In this world, there are great men who have excelled at many callings. Some are great statesmen who lead their nations. Some are fantastically talented musicians, artists, teachers and such who, like a moth drawn to a flame, follow their muse.

Me? I’m pretty great myself. At what, you ask? Well, like that same moth drawn to a flame, I am one of the world’s greatest experts at embarking on wild goose chases.

Let someone glibly slip out that they know a piece of woods where you have to constantly duck your head to avoid flushing ruffed grouse and I will hike 6 miles into the hinterlands to reach said piece of woods, regularly returning with a pocketful of unfired shells, aching bunions and a desire to permanently maim the aforementioned informant.

Same goes for hidden potholes so full of ducks that any new arrivals have to perch in a tree to wait for an open space of water in which to fit. Ditto for fabulous forgotten spring ponds and creeks with brook trout the size of muskies there for the taking by any intrepid angler with dreams of returning as a local hero from a magical piscatorial pursuit.

I could go on and on about the millions of wild goose chases I have been on, but without the space a respectable historical tome requires for a complete and truthful telling, I’ll simply skip to my latest forgettable foray.

Last week, while hoisting a cool one at Buster’s Emporium, a self-proclaimed reliable source of fishing information sidled up to me, held up an empty mug and whispered that for the price of a refill, he would tell me of a hidden gem where an ambitious angler could haul in enough lunker bass in an hour to fill a full-sized tanker truck generally used to haul propane gas.

A sucker for such reliable information, I listened intently as one Hector Goodnight laid out the route for me to follow if I wanted to fish his secret spot.
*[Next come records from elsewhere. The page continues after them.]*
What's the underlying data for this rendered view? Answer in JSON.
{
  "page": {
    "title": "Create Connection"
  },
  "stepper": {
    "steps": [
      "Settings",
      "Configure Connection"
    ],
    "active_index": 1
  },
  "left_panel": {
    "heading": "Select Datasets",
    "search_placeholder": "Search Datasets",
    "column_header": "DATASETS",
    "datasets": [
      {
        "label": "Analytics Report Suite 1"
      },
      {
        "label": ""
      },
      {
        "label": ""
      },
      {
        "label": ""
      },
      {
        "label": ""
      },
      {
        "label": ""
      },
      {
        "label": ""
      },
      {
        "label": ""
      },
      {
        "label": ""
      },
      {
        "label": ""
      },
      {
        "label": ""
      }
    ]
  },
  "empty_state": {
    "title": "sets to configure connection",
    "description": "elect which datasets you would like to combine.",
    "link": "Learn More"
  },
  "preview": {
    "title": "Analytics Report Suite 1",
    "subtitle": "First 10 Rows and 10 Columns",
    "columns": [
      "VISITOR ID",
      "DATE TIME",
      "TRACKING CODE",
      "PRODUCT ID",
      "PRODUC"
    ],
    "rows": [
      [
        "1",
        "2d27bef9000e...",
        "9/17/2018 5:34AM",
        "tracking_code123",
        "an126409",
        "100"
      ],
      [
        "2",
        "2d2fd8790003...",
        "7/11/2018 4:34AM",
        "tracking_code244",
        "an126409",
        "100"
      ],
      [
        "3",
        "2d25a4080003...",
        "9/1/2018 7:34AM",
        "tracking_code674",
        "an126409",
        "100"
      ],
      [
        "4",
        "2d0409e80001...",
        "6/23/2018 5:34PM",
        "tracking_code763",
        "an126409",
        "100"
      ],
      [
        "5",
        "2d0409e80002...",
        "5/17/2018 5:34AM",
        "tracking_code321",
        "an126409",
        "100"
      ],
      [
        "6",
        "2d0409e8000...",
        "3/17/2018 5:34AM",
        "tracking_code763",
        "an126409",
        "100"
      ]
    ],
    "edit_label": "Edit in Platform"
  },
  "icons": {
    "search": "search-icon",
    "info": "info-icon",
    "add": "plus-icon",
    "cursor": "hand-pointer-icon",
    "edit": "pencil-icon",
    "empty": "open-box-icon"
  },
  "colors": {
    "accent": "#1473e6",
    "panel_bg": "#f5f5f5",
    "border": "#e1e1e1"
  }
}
That information was only given after he had taken a generous “swig” of his brew that drained half of a quart-sized mug.

With a wink of his eye and after extracting a solemn vow from me to never even hint of the place to anyone else, he told me how to get there. The directions went something like “You take dat road outta Sayner headin’ north fer 18 miles — not 17, not 19, but 18 perzactly.”

He added “Then you sorta drift off to the right on a two-rut goat path you’ll see that runs in the general direction of Land O’ Lakes. Stay on that for 400 hunnert yards and then, you’ll be there. Got a nice landing there which you can bick into wit’ your boat.”

There was one final parting shot he added. “Sonny boy, you might still be wet behind the ears a leetle bit, but even you ought to ketch at least a dozen 5-pounders.”

After providing him with another of those giant mugs filled with his favorite Milwaukee canned pop, which he drained in two draughts, I was on my way. Here’s how it went.

His 18 miles turned into 34 miles without seeing so much as a hint of a two-rut goat path sorta drifting off to the right. I finally saw a sign that said Watersmeet, Mich., 1/4 mile. Having only to run over one small patch of popple saplings to get turned around, I headed back.

Twelve miles north of Sayner, I finally found the goat path. Four hundred yards turned into 2 miles of a jungle of alder brush, young maples and blackberry bushes before I finally glimpsed a little blue through a slight opening in a jack pine plantation.

With inches to spare on each side of the vehicle, I idled toward the lake, if you could call 20 acres of weed-covered water a lake, carted my kayak down a 100-foot steep slide he had advertised as very gentle and set out with some misgivings to find all those 5-pound bass.

Believe it or not — and this is the truth, the whole truth and nothing but the truth — on my very first cast I hooked into a good fish. After a tussle, I brought aboard a nice 18-inch largemouth, not a 5-pounder, but a nice fish nonetheless.

After three more hours of circling the pond, making endless casts, trying every lure I owned while soaking fat nightcrawlers at the same time, I finally gave up any thought of catching just one more minnow-sized bass, much less a 5-pounder. Then 10 yards from the “landing,” I finally caught another, a whopper of a 10-inch bass.

Worn to a frazzle, mad as a wet hen at myself for being foolish enough to listen to the likes of Hector, much less spending a $20 bill on his two mugs of liquid refreshment, I solemnly swore that never again would I even think about departing on another wild goose chase.

Then on an impulse, I stopped at Buster’s on the way home for one of those giant mugs of liquid refreshment myself. Another thoroughly reliable source greeted me at the door. He opened with, “Hey, you young whippersnapper. I?hear you like to ketch dem big fishes. Have I got a place for you.”

Two mugs later, both drained by my reliable informant, I learned of a place where walleyes tend to jump into your boat just to keep you company. I’ll be going there soon.

What can I say? I like wild “gooses.”